The last time I worked on the Victorianna’s right tower, I had assembled the cupola (a bashed 1:48 gazebo) to look like this.
To finish it, I needed to fill those gaps between the wall pieces, and also clean up the platform that goes around the cupola. I cut dowel pieces to fill up the gaps. For the platform, I used thin strip wood to cover up the many different pieces that have been sandwiched together to form this surface.
I painted the pieces before gluing them in. I knew they’d need more paint once they were in, since there would be gaps to fill, but doing one coat first made the job a little easier. Of course, the paint caused the thin strip wood to curl, so it had to be taped down overnight while the glue dried.
Next I filled in the gaps with wood filler, being super careful not to get filler on the windows.
And here it is painted.
The cupola is enclosed, so it doesn’t technically need a railing, but the platform around it looks unfinished, especially compared to the beefier tower roof on the left.
My original plan was to put roof trim around the edge, but I couldn’t cut the pieces in a way that made the repeating pattern look nice.
So I decided to do a railing similar to the porch railing, but using the shorter spindles I’d used inside the cupola. I started by cutting out the handrail pieces using the 37.5-degree angle on the miter box.
Thinking the angles would be difficult to glue standing up, I attempted to glue them all together so the railing would be one piece, but the assembly was too flimsy. So I ended up with a few segments of partially glued pieces.
The groove in the handrail was slightly larger than the railing piece, so I used a piece of strip wood to make up the difference.
My idea was that the strip wood pieces would meet up at the corners, so you wouldn’t be able to see that the gaps between the railing pieces. I thought I could do something similar to hide the gaps at the bottom.
This was a valiant effort, but it just didn’t work. I wanted the bottoms of the railings to be evenly spaced from the front of the platform pieces, but then the railing corners didn’t meet up, and I just couldn’t come up with a good way to hide the gaps at the bottom. Back to the drawing board.
My next idea was to use the Houseworks railing set, which has a top and a bottom piece, but with shorter than normal spindles so the railing wouldn’t block the windows. These are 1 1/2″ spreaders cut in half.
They fit well in the grooves in the railing pieces, but the bottom piece looks much too big. It would be sturdy, but it’s not elegant.
Next I tried these Tiny Turnings segments. They’re a bit shorter than the cut-in-half spreaders and the flat bottoms mean the bottom railing piece isn’t needed, so the railing comes in just below the window.
I painted the Tiny Turnings while they were still on their sticks.
Then I cut them apart, leaving the peg on one end to fit into the railing groove.
I like it!
I used five turnings per railing piece. On each railing piece I put a spindle close to the corner on one side but not the other side, so there wouldn’t be two spindles right next to each other at the corner.

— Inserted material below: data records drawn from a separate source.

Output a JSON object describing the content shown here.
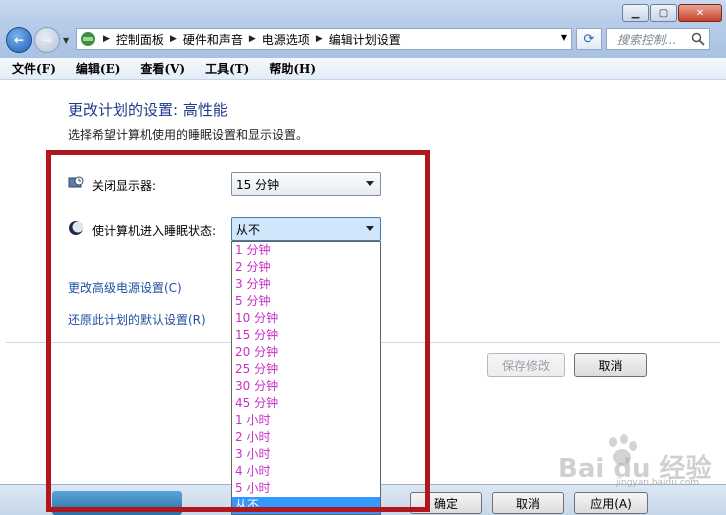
{
  "address": {
    "crumbs": [
      "控制面板",
      "硬件和声音",
      "电源选项",
      "编辑计划设置"
    ]
  },
  "search": {
    "placeholder": "搜索控制..."
  },
  "menu": [
    "文件(F)",
    "编辑(E)",
    "查看(V)",
    "工具(T)",
    "帮助(H)"
  ],
  "page": {
    "title": "更改计划的设置: 高性能",
    "description": "选择希望计算机使用的睡眠设置和显示设置。"
  },
  "settings": {
    "display_off_label": "关闭显示器:",
    "display_off_value": "15 分钟",
    "sleep_label": "使计算机进入睡眠状态:",
    "sleep_value": "从不"
  },
  "sleep_options": [
    "1 分钟",
    "2 分钟",
    "3 分钟",
    "5 分钟",
    "10 分钟",
    "15 分钟",
    "20 分钟",
    "25 分钟",
    "30 分钟",
    "45 分钟",
    "1 小时",
    "2 小时",
    "3 小时",
    "4 小时",
    "5 小时",
    "从不"
  ],
  "selected_option_index": 15,
  "links": {
    "advanced": "更改高级电源设置(C)",
    "restore": "还原此计划的默认设置(R)"
  },
  "buttons": {
    "save": "保存修改",
    "cancel": "取消"
  },
  "bottom_buttons": {
    "ok": "确定",
    "cancel": "取消",
    "apply": "应用(A)"
  },
  "watermark": {
    "brand": "Bai du 经验",
    "sub": "jingyan.baidu.com"
  },
  "colors": {
    "link": "#1f4f9e",
    "title": "#1e3a8a",
    "option_text": "#c92fc9",
    "highlight": "#3399ff",
    "annotation": "#b1161d"
  }
}
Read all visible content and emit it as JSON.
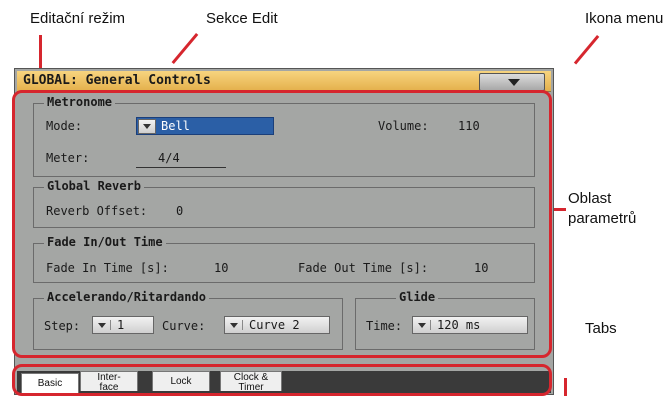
{
  "callouts": {
    "edit_mode": "Editační režim",
    "edit_section": "Sekce Edit",
    "menu_icon": "Ikona menu",
    "param_area_line1": "Oblast",
    "param_area_line2": "parametrů",
    "tabs": "Tabs"
  },
  "titlebar": {
    "mode": "GLOBAL:",
    "section": "General Controls"
  },
  "metronome": {
    "title": "Metronome",
    "mode_label": "Mode:",
    "mode_value": "Bell",
    "volume_label": "Volume:",
    "volume_value": "110",
    "meter_label": "Meter:",
    "meter_value": "4/4"
  },
  "reverb": {
    "title": "Global Reverb",
    "offset_label": "Reverb Offset:",
    "offset_value": "0"
  },
  "fade": {
    "title": "Fade In/Out Time",
    "in_label": "Fade In Time [s]:",
    "in_value": "10",
    "out_label": "Fade Out Time [s]:",
    "out_value": "10"
  },
  "accel": {
    "title": "Accelerando/Ritardando",
    "step_label": "Step:",
    "step_value": "1",
    "curve_label": "Curve:",
    "curve_value": "Curve 2"
  },
  "glide": {
    "title": "Glide",
    "time_label": "Time:",
    "time_value": "120 ms"
  },
  "tabs": [
    {
      "line1": "Basic",
      "line2": ""
    },
    {
      "line1": "Inter-",
      "line2": "face"
    },
    {
      "line1": "Lock",
      "line2": ""
    },
    {
      "line1": "Clock &",
      "line2": "Timer"
    }
  ],
  "colors": {
    "annotation": "#d6262e",
    "titlebar": "#f0c060",
    "panel": "#a4a6a4",
    "selected": "#2b5fa6"
  }
}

Rather than try to measure out where the spindles should go, I started by putting a spindle close to one edge and about 1/4″ in from the other edge. Then I inserted a spindle between the first two.
Then I added the last two. I was able to space them fairly evenly this way.
After gluing the pieces in, I put wood filler in the seams where the railing pieces meet and then repainted. About an hour after gluing, the spindles are still a little wobbly, but the railings glued together nicely and are forcing the spindles to stay put. (I hope!)
Here’s the finished cupola. It’s come long way from the 1:48 gazebo I started with.
And with this, the tower exteriors are officially complete. Hey, they only took nine months!